Exercise data ::
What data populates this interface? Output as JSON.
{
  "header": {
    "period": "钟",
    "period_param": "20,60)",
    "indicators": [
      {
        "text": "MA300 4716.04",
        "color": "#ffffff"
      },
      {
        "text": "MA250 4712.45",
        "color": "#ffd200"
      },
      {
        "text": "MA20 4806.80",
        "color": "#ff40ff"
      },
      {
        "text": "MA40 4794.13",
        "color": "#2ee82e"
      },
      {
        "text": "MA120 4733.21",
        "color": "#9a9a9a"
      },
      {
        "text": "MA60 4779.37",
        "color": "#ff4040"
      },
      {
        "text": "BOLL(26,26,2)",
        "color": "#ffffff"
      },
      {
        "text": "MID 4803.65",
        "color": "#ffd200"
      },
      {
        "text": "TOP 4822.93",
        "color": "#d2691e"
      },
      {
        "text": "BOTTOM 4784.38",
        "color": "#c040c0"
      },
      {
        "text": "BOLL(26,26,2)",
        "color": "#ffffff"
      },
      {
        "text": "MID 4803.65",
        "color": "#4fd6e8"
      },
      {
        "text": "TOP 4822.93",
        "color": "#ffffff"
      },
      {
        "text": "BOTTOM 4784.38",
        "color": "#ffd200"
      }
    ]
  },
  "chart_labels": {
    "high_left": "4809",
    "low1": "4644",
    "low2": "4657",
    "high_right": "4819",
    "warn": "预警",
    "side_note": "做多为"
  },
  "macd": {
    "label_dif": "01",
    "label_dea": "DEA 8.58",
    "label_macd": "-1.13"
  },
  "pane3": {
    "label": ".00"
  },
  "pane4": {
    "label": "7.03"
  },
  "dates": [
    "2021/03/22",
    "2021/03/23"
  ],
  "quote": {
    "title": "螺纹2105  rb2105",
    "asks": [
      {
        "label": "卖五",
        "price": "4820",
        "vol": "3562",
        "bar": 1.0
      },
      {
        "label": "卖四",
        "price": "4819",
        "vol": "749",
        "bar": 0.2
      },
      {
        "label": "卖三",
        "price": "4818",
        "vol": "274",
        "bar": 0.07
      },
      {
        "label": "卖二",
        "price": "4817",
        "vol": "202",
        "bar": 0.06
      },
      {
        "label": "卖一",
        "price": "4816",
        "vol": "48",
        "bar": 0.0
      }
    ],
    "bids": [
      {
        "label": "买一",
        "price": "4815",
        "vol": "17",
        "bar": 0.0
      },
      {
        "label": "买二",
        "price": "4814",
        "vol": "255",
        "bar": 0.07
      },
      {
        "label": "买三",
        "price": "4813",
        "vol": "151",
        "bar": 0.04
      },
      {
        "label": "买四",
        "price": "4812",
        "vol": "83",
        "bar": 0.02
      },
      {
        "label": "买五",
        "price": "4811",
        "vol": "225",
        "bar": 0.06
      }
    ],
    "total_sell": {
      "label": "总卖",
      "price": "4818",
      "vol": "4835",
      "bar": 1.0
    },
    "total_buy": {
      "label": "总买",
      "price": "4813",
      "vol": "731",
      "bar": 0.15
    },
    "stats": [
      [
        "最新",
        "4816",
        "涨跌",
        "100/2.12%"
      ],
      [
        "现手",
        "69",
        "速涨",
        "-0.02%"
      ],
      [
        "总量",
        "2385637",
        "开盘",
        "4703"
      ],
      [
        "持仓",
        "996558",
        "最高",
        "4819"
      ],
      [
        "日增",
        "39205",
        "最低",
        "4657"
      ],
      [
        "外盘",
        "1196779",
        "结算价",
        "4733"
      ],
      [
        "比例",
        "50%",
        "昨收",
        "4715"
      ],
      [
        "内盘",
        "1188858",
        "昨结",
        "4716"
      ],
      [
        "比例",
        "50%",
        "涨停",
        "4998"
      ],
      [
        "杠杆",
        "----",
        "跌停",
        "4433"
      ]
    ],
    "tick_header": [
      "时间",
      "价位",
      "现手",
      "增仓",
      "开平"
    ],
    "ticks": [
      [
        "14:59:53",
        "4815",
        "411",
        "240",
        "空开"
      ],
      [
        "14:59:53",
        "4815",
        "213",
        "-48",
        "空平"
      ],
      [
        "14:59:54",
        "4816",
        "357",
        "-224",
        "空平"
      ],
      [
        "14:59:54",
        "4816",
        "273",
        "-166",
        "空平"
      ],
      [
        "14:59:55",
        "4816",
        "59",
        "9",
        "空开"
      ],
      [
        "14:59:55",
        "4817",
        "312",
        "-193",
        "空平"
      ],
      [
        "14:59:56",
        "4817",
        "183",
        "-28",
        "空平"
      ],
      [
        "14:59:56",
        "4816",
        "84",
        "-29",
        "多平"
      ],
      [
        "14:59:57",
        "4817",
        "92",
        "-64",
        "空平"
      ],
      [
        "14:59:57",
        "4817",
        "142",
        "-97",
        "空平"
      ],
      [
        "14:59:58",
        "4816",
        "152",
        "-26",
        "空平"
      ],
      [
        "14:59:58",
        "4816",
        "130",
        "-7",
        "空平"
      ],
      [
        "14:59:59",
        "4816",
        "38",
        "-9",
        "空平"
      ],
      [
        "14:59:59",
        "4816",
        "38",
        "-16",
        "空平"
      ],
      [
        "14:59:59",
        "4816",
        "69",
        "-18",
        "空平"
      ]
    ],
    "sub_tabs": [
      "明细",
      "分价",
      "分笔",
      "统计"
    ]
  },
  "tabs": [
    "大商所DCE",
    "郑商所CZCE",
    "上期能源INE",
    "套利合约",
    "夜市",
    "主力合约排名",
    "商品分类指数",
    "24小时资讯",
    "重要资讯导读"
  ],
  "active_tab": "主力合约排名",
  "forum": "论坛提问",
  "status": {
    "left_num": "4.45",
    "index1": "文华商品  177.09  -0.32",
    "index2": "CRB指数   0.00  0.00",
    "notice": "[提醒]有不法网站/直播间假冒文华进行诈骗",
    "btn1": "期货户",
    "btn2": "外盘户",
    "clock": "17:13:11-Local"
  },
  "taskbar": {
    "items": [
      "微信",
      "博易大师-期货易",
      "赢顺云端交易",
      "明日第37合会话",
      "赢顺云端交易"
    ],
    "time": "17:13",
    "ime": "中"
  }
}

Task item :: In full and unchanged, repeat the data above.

Task response ::
What data populates this interface? Output as JSON.
{
  "header": {
    "period": "钟",
    "period_param": "20,60)",
    "indicators": [
      {
        "text": "MA300 4716.04",
        "color": "#ffffff"
      },
      {
        "text": "MA250 4712.45",
        "color": "#ffd200"
      },
      {
        "text": "MA20 4806.80",
        "color": "#ff40ff"
      },
      {
        "text": "MA40 4794.13",
        "color": "#2ee82e"
      },
      {
        "text": "MA120 4733.21",
        "color": "#9a9a9a"
      },
      {
        "text": "MA60 4779.37",
        "color": "#ff4040"
      },
      {
        "text": "BOLL(26,26,2)",
        "color": "#ffffff"
      },
      {
        "text": "MID 4803.65",
        "color": "#ffd200"
      },
      {
        "text": "TOP 4822.93",
        "color": "#d2691e"
      },
      {
        "text": "BOTTOM 4784.38",
        "color": "#c040c0"
      },
      {
        "text": "BOLL(26,26,2)",
        "color": "#ffffff"
      },
      {
        "text": "MID 4803.65",
        "color": "#4fd6e8"
      },
      {
        "text": "TOP 4822.93",
        "color": "#ffffff"
      },
      {
        "text": "BOTTOM 4784.38",
        "color": "#ffd200"
      }
    ]
  },
  "chart_labels": {
    "high_left": "4809",
    "low1": "4644",
    "low2": "4657",
    "high_right": "4819",
    "warn": "预警",
    "side_note": "做多为"
  },
  "macd": {
    "label_dif": "01",
    "label_dea": "DEA 8.58",
    "label_macd": "-1.13"
  },
  "pane3": {
    "label": ".00"
  },
  "pane4": {
    "label": "7.03"
  },
  "dates": [
    "2021/03/22",
    "2021/03/23"
  ],
  "quote": {
    "title": "螺纹2105  rb2105",
    "asks": [
      {
        "label": "卖五",
        "price": "4820",
        "vol": "3562",
        "bar": 1.0
      },
      {
        "label": "卖四",
        "price": "4819",
        "vol": "749",
        "bar": 0.2
      },
      {
        "label": "卖三",
        "price": "4818",
        "vol": "274",
        "bar": 0.07
      },
      {
        "label": "卖二",
        "price": "4817",
        "vol": "202",
        "bar": 0.06
      },
      {
        "label": "卖一",
        "price": "4816",
        "vol": "48",
        "bar": 0.0
      }
    ],
    "bids": [
      {
        "label": "买一",
        "price": "4815",
        "vol": "17",
        "bar": 0.0
      },
      {
        "label": "买二",
        "price": "4814",
        "vol": "255",
        "bar": 0.07
      },
      {
        "label": "买三",
        "price": "4813",
        "vol": "151",
        "bar": 0.04
      },
      {
        "label": "买四",
        "price": "4812",
        "vol": "83",
        "bar": 0.02
      },
      {
        "label": "买五",
        "price": "4811",
        "vol": "225",
        "bar": 0.06
      }
    ],
    "total_sell": {
      "label": "总卖",
      "price": "4818",
      "vol": "4835",
      "bar": 1.0
    },
    "total_buy": {
      "label": "总买",
      "price": "4813",
      "vol": "731",
      "bar": 0.15
    },
    "stats": [
      [
        "最新",
        "4816",
        "涨跌",
        "100/2.12%"
      ],
      [
        "现手",
        "69",
        "速涨",
        "-0.02%"
      ],
      [
        "总量",
        "2385637",
        "开盘",
        "4703"
      ],
      [
        "持仓",
        "996558",
        "最高",
        "4819"
      ],
      [
        "日增",
        "39205",
        "最低",
        "4657"
      ],
      [
        "外盘",
        "1196779",
        "结算价",
        "4733"
      ],
      [
        "比例",
        "50%",
        "昨收",
        "4715"
      ],
      [
        "内盘",
        "1188858",
        "昨结",
        "4716"
      ],
      [
        "比例",
        "50%",
        "涨停",
        "4998"
      ],
      [
        "杠杆",
        "----",
        "跌停",
        "4433"
      ]
    ],
    "tick_header": [
      "时间",
      "价位",
      "现手",
      "增仓",
      "开平"
    ],
    "ticks": [
      [
        "14:59:53",
        "4815",
        "411",
        "240",
        "空开"
      ],
      [
        "14:59:53",
        "4815",
        "213",
        "-48",
        "空平"
      ],
      [
        "14:59:54",
        "4816",
        "357",
        "-224",
        "空平"
      ],
      [
        "14:59:54",
        "4816",
        "273",
        "-166",
        "空平"
      ],
      [
        "14:59:55",
        "4816",
        "59",
        "9",
        "空开"
      ],
      [
        "14:59:55",
        "4817",
        "312",
        "-193",
        "空平"
      ],
      [
        "14:59:56",
        "4817",
        "183",
        "-28",
        "空平"
      ],
      [
        "14:59:56",
        "4816",
        "84",
        "-29",
        "多平"
      ],
      [
        "14:59:57",
        "4817",
        "92",
        "-64",
        "空平"
      ],
      [
        "14:59:57",
        "4817",
        "142",
        "-97",
        "空平"
      ],
      [
        "14:59:58",
        "4816",
        "152",
        "-26",
        "空平"
      ],
      [
        "14:59:58",
        "4816",
        "130",
        "-7",
        "空平"
      ],
      [
        "14:59:59",
        "4816",
        "38",
        "-9",
        "空平"
      ],
      [
        "14:59:59",
        "4816",
        "38",
        "-16",
        "空平"
      ],
      [
        "14:59:59",
        "4816",
        "69",
        "-18",
        "空平"
      ]
    ],
    "sub_tabs": [
      "明细",
      "分价",
      "分笔",
      "统计"
    ]
  },
  "tabs": [
    "大商所DCE",
    "郑商所CZCE",
    "上期能源INE",
    "套利合约",
    "夜市",
    "主力合约排名",
    "商品分类指数",
    "24小时资讯",
    "重要资讯导读"
  ],
  "active_tab": "主力合约排名",
  "forum": "论坛提问",
  "status": {
    "left_num": "4.45",
    "index1": "文华商品  177.09  -0.32",
    "index2": "CRB指数   0.00  0.00",
    "notice": "[提醒]有不法网站/直播间假冒文华进行诈骗",
    "btn1": "期货户",
    "btn2": "外盘户",
    "clock": "17:13:11-Local"
  },
  "taskbar": {
    "items": [
      "微信",
      "博易大师-期货易",
      "赢顺云端交易",
      "明日第37合会话",
      "赢顺云端交易"
    ],
    "time": "17:13",
    "ime": "中"
  }
}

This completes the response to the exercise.